WASHINGTON - The House panel investigating the Capitol attack on Jan. 6, 2021, will meet in private Friday to discuss potentially urging the Justice Department to pursue criminal charges against Donald Trump and others, and potential civil complaints against lawyers who allegedly behaved unethically, lawmakers said Wednesday.
The possible recommendations will come from a subcommittee of four lawyers on the nine-member panel: Reps. Jamie Raskin, D-Md.; Adam Schiff, D-Calif.; Zoe Logren, D-Calif.; and Liz Cheney, R-Wyo. The group is developing recommendations for possible criminal referrals to the Justice Department or civil referrals to state bar associations, but no decisions have been made, said Raskin, who heads the subcommittee.
"We just want to make sure nothing falls between the cracks," Raskin said. "We want to make sure that the committee is emphatic that those crimes that are of sufficient gravity, that one branch of government essentially needs to tell another about it."
The closed committee meeting Friday comes as the panel drafts its final report about its investigation. The committee expires Dec. 31 and the chairman, Rep. Bennie Thompson, D-Miss., said he expects the report to be released by Christmas. He said the committee reached a consensus the report will consist of eight chapters.
"Those chapters are being fact-checked and being looked at," Thompson said. "We've not gone pens down on the draft yet. Ultimately, we have to get to the printer and get that process done."
Raskin said the committee has already urged the Justice Department to pursue criminal charges for contempt of Congress against four people who defied committee subpoenas.
Steve Bannon, a Trump political strategist, has been convicted and sentenced to four months in jail. Peter Navarro, a former Trump trade adviser, awaits trial. But the department declined to pursue charges against Mark Meadows, former White House chief of staff, or Dan Scavino, former deputy chief of staff.
Thompson said the committee has discovered potential criminal activity and potential ethical violations by lawyers. A federal judge has ruled that John Eastman, a personal lawyer for Trump, more likely than not acted unlawfully in proposing that Vice President Mike Pence reject electors from states that President Joe Biden won.
Eastman has declined to answer questions from the committee or a Georgia grand jury based on his Fifth Amendment right against self-incrimination.
"I think there's information that we have discovered, uncovered that we'll have to make a decision what we do with it," Thompson said. "There are a lot of things we're working through right now."
Raskin declined to specify who is targeted by the recommendations. A former professor of constitutional law, Raskin led the prosecution of Trump's second impeachment trial for inciting the Capitol riot, when the Senate acquitted Trump.
"I think that what Donald Trump did when he occupied the Oval Office was the most dangerous set of political assaults on American political institutions in the history of the White House," Raskin said. "I don't think any other president has come as close as Trump in terms of the dangerousness of his actions, in terms of destabilizing and potentially overthrowing the constitutional order."

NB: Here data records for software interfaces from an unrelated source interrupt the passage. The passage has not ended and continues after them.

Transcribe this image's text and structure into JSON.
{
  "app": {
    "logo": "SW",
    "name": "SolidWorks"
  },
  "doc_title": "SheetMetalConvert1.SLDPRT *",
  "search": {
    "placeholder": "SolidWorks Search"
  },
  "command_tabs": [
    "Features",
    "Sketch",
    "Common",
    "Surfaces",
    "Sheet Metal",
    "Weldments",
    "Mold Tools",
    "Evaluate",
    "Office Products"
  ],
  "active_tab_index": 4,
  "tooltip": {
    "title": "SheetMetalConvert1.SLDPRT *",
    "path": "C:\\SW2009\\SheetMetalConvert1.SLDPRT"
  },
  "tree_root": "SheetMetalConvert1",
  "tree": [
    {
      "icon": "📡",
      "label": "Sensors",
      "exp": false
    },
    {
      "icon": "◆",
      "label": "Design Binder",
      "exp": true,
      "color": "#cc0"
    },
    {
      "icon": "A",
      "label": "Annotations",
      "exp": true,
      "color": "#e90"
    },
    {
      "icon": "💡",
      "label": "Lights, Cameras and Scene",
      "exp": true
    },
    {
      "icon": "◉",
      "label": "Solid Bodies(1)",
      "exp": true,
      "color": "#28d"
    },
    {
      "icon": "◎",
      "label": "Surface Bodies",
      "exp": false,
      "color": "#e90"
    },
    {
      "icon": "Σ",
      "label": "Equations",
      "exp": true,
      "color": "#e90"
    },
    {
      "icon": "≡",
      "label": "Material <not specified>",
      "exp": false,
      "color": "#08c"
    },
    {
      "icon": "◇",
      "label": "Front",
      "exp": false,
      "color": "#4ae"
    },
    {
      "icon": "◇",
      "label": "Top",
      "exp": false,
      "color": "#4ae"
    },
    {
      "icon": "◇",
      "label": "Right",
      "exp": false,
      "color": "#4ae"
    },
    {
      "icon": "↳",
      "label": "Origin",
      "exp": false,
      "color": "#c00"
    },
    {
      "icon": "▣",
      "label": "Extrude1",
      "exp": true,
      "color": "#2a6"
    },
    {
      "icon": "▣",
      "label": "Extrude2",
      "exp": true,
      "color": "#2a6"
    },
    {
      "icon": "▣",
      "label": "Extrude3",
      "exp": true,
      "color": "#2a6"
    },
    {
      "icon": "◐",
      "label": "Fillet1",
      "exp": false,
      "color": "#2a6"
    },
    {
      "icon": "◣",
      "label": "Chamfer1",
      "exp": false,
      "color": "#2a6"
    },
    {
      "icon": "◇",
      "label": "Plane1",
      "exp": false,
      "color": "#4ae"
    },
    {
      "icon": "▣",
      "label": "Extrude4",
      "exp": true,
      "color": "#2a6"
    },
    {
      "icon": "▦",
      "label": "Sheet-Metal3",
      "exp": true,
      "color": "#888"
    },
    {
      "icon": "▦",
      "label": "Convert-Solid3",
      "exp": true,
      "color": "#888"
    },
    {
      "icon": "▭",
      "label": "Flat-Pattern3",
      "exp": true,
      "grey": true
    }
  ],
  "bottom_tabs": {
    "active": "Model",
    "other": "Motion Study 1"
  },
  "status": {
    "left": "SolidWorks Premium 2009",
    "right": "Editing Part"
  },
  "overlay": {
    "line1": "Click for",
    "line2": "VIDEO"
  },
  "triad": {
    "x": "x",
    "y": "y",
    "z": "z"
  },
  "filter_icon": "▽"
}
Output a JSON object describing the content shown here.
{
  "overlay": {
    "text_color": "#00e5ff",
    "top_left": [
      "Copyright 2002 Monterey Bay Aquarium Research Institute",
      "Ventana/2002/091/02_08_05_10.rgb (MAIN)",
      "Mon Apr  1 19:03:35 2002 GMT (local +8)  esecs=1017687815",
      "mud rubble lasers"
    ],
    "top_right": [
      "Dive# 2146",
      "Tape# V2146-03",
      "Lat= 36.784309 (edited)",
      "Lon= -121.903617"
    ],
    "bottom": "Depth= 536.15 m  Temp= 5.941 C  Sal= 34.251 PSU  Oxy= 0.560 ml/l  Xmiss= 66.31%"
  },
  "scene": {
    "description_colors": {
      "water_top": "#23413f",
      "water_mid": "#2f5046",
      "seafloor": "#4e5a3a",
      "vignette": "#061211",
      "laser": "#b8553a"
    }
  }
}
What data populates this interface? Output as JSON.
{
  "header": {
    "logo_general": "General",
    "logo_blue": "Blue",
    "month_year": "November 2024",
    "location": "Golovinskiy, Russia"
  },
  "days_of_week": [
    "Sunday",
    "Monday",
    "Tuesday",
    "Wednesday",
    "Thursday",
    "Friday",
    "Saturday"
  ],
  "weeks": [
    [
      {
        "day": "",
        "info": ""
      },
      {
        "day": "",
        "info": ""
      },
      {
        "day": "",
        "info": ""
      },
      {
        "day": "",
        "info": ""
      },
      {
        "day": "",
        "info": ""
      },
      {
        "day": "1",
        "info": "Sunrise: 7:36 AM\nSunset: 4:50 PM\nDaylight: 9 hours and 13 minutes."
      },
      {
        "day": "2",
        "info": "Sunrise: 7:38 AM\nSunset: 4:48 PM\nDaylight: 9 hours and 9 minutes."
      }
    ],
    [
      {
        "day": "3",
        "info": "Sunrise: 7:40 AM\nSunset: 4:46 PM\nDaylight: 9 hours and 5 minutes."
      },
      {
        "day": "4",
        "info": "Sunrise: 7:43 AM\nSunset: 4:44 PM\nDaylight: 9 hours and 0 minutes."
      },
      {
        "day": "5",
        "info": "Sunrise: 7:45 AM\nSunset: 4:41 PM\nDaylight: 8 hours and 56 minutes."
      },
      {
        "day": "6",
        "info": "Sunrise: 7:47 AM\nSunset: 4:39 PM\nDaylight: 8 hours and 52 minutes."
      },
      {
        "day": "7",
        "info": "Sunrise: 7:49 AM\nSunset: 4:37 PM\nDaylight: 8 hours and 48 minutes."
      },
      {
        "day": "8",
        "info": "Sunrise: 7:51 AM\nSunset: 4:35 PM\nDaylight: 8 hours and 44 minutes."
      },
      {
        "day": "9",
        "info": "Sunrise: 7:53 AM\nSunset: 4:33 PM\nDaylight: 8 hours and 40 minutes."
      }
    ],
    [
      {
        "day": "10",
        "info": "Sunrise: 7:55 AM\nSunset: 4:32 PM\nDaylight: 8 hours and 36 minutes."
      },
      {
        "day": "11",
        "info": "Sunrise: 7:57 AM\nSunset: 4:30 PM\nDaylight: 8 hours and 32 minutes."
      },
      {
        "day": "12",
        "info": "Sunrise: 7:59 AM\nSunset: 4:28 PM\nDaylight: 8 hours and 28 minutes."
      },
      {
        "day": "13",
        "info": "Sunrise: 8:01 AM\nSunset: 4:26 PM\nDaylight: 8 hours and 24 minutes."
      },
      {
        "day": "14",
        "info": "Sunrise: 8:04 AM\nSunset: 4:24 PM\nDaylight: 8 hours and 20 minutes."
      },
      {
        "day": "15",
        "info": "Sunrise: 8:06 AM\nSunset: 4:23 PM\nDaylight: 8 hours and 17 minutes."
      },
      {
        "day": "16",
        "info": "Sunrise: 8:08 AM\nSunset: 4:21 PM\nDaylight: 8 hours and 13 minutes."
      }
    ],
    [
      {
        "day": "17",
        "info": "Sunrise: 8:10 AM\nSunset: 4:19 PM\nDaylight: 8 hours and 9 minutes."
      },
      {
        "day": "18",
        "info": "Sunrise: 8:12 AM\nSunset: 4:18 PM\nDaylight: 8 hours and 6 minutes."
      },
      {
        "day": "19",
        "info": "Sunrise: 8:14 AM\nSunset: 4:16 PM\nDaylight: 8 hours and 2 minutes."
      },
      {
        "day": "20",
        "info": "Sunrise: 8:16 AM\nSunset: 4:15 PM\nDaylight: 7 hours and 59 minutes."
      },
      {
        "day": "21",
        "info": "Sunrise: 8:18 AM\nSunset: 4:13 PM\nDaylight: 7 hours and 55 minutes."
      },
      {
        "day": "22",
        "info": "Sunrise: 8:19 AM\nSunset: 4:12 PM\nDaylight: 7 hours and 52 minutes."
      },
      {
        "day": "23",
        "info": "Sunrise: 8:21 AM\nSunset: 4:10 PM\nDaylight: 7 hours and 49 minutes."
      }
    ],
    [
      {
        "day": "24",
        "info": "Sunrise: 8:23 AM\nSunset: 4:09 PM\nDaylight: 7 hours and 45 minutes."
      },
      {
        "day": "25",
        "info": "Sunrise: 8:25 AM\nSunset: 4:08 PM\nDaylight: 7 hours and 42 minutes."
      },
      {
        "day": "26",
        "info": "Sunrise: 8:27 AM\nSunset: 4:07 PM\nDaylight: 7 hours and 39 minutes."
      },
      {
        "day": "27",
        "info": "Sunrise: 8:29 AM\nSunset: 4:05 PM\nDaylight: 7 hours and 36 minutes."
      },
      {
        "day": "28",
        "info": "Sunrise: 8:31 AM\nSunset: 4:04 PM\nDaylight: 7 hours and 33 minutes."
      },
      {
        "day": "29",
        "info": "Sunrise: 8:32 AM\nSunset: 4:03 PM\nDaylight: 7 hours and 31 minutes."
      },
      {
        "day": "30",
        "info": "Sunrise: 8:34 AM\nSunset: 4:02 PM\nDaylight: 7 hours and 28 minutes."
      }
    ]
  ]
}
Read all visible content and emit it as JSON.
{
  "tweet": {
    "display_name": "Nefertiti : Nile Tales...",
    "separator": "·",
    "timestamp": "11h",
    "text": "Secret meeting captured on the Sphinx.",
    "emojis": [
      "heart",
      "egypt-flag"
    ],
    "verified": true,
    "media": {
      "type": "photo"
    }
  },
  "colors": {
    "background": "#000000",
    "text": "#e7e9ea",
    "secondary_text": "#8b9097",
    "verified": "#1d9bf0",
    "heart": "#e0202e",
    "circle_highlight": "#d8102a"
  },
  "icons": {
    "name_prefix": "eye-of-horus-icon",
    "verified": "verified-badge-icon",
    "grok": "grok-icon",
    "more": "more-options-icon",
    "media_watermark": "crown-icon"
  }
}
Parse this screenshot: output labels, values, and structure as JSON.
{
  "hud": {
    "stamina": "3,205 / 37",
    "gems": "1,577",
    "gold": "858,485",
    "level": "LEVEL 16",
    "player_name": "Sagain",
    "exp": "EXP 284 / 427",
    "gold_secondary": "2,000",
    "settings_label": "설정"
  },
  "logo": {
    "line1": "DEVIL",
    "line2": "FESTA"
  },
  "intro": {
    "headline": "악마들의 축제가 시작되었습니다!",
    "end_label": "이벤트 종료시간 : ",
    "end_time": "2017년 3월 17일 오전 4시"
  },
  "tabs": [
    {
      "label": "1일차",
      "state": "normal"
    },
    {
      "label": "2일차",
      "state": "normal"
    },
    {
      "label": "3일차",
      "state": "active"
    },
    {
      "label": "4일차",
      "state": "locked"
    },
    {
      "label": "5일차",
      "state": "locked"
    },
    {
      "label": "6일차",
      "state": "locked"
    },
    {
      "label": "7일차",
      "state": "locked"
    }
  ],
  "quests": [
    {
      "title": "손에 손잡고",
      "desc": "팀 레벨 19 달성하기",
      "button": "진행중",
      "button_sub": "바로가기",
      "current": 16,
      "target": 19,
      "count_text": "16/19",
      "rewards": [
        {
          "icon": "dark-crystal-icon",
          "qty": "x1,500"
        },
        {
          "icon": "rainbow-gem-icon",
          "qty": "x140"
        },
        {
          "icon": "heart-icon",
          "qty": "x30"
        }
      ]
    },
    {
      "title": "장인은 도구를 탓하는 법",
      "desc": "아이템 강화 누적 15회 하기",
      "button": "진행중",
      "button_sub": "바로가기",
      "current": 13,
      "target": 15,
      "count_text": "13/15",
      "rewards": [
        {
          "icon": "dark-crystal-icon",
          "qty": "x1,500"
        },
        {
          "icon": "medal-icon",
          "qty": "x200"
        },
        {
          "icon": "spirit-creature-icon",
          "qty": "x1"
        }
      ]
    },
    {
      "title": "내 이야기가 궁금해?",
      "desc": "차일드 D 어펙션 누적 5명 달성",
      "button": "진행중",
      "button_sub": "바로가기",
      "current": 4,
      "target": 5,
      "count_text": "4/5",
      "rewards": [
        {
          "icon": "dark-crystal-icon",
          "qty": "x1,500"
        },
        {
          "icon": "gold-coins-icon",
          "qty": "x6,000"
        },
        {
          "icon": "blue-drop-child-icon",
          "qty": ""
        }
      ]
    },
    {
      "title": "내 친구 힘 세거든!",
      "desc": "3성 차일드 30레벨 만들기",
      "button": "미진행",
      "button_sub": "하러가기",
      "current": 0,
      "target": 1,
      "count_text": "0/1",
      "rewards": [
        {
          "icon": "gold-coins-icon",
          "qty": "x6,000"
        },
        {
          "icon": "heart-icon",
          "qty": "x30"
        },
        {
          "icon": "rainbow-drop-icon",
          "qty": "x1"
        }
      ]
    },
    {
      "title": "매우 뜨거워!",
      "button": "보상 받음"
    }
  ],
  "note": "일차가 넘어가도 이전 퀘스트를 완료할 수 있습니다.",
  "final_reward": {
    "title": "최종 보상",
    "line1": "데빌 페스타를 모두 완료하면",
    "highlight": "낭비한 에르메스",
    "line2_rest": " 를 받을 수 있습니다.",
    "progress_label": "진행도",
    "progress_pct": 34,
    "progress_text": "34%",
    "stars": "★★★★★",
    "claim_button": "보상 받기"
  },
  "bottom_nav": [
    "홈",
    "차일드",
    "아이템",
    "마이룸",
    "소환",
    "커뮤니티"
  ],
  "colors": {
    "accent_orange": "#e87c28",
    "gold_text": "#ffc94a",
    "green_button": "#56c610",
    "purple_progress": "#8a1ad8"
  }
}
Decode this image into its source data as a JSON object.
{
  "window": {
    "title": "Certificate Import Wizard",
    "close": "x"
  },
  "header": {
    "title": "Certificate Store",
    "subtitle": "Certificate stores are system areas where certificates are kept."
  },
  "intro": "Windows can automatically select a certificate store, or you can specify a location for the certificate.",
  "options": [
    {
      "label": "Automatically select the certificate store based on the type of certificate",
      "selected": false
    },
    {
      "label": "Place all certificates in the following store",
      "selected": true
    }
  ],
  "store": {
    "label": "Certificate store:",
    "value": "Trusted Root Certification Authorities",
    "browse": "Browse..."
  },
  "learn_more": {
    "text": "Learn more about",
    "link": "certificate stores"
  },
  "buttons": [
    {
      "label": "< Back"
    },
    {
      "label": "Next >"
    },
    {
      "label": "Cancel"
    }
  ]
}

Trump has said he did nothing wrong in protesting 2020 election results and urging investigations of alleged election fraud. He is fighting a committee subpoena in federal court.
This article originally appeared on USA TODAY: Jan. 6 committee members to discuss potential criminal recommendations